Measurement in Religious Education
E. J. Chave
In the processes of religious education one of the most significant factors to be considered is the development or modification of attitudes. The goals of modern religious education do not simply involve the attainment of certain bodies of knowledge, such as the Bible, creeds, and doctrinal statements, history of religions, and other records of religious experience but are more closely related to the actual behavior of persons in society. To measure the amount of knowledge that any pupil may have received is fairly easy. The techniques for this kind of measurement are well established and it only requires a careful selection of materials to construct satisfactory tests. The more important concern of religious educators today is to measure how far habits of conduct that are in accordance with modern religious ideas have been established and how far attitudes and values that express the religious tendencies considered to be directed toward the realization of the highest good for the individuals themselves and for the society of which they are members have been developed in individuals and in groups of persons. These attitudes involve tendencies toward the institutions of religion—its symbols, its literature, its expressed doctrines, its concepts, ideals, programs, and other phases of religious living. The attitudes taken by persons indicate the values discovered in their personal and social religious experience.

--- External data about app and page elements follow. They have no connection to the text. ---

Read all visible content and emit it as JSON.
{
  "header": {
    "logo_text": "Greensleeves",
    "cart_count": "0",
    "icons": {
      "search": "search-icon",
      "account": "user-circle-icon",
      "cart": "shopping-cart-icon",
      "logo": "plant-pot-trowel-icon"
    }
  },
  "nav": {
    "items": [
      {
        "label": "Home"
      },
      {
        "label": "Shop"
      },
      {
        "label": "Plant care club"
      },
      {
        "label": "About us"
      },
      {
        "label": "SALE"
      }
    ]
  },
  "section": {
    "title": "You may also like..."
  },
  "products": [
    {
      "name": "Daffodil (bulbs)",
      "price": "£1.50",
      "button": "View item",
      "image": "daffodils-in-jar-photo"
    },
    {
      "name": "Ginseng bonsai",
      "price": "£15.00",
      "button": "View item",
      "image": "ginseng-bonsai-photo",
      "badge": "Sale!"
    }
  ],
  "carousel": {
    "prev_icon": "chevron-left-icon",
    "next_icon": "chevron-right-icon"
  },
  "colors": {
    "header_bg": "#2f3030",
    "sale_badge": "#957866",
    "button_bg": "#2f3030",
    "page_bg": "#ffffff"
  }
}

Religious educators have been for many years changing and rechanging their methods and materials in their desire to promote satisfactory religious habits, attitudes, and values in children, youth, and adults. But as in the field of general education, this revision has been largely dependent upon guesswork and hopeful estimates as to what the results have been and might be. If the results could be measured more accurately the processes of religious
( ix) education could be more intelligently directed and the desired effects upon character would be more effectively produced. Even the rough measuring tools that have so far been developed have aided in the evaluation of methods. Real progress must wait on the development of more accurate and refined objective measuring instruments.
Religious education is also interested in all social attitudes. In so far as a person has an attitude that is in the direction of the life-goals approved by religious standards, religious education seeks to develop and motivate such with religious faith, purpose, and passion. In so far as the expression of any social attitude may reveal a life set in a direction not approved by religious standards, religious education seeks to change the tendency and redirect the life toward the more ideal religious goal. Thus the measurement of attitudes is a distinct field of interest for religious educators. This study and experiment recorded herein have been undertaken with the recognition of urgent necessity for better tools for obtaining more accurate data regarding the existing and changing attitudes in the individuals and groups with which religious education works.
E. J. CHAVE